⟨
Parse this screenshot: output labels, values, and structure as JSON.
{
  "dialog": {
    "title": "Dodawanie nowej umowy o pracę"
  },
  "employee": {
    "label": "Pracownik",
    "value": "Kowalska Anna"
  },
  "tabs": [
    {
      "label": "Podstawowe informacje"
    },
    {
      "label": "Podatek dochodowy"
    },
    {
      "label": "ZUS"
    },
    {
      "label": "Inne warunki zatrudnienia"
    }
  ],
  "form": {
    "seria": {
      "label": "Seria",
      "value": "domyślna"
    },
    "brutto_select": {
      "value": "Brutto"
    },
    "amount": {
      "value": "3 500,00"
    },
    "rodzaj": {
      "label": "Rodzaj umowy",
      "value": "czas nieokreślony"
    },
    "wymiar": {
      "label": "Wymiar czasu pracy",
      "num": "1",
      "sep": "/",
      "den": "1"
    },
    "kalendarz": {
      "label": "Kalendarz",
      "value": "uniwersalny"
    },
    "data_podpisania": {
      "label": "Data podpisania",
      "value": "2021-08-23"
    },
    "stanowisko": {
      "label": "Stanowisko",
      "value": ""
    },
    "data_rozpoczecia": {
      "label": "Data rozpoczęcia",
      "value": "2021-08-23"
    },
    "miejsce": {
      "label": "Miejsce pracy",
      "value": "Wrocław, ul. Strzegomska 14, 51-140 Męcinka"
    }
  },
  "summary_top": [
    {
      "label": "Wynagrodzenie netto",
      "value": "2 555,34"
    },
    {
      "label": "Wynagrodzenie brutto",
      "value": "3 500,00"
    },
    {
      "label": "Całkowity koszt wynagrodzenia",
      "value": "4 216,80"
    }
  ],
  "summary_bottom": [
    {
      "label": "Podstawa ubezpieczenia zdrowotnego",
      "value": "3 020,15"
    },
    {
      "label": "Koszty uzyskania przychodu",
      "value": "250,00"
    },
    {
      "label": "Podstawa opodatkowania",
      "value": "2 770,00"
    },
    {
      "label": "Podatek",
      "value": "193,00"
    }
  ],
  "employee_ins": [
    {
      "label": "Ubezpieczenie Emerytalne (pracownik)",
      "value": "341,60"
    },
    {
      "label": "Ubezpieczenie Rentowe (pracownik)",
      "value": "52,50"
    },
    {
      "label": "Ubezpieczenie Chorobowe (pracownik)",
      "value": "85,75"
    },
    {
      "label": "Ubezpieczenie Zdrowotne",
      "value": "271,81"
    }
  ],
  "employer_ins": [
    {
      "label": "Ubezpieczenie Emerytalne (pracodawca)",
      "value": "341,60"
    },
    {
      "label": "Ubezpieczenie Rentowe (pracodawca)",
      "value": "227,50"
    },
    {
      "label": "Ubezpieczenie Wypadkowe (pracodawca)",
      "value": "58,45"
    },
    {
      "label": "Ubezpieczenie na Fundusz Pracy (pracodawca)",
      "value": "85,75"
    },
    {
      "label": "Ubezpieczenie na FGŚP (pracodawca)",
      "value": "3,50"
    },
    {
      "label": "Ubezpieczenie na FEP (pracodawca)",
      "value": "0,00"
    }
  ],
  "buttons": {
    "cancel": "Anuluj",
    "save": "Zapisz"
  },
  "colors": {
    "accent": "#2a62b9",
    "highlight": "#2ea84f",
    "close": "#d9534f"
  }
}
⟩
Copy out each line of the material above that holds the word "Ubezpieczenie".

      "label": "Ubezpieczenie Emerytalne (pracownik)",
      "label": "Ubezpieczenie Rentowe (pracownik)",
      "label": "Ubezpieczenie Chorobowe (pracownik)",
      "label": "Ubezpieczenie Zdrowotne",
      "label": "Ubezpieczenie Emerytalne (pracodawca)",
      "label": "Ubezpieczenie Rentowe (pracodawca)",
      "label": "Ubezpieczenie Wypadkowe (pracodawca)",
      "label": "Ubezpieczenie na Fundusz Pracy (pracodawca)",
      "label": "Ubezpieczenie na FGŚP (pracodawca)",
      "label": "Ubezpieczenie na FEP (pracodawca)",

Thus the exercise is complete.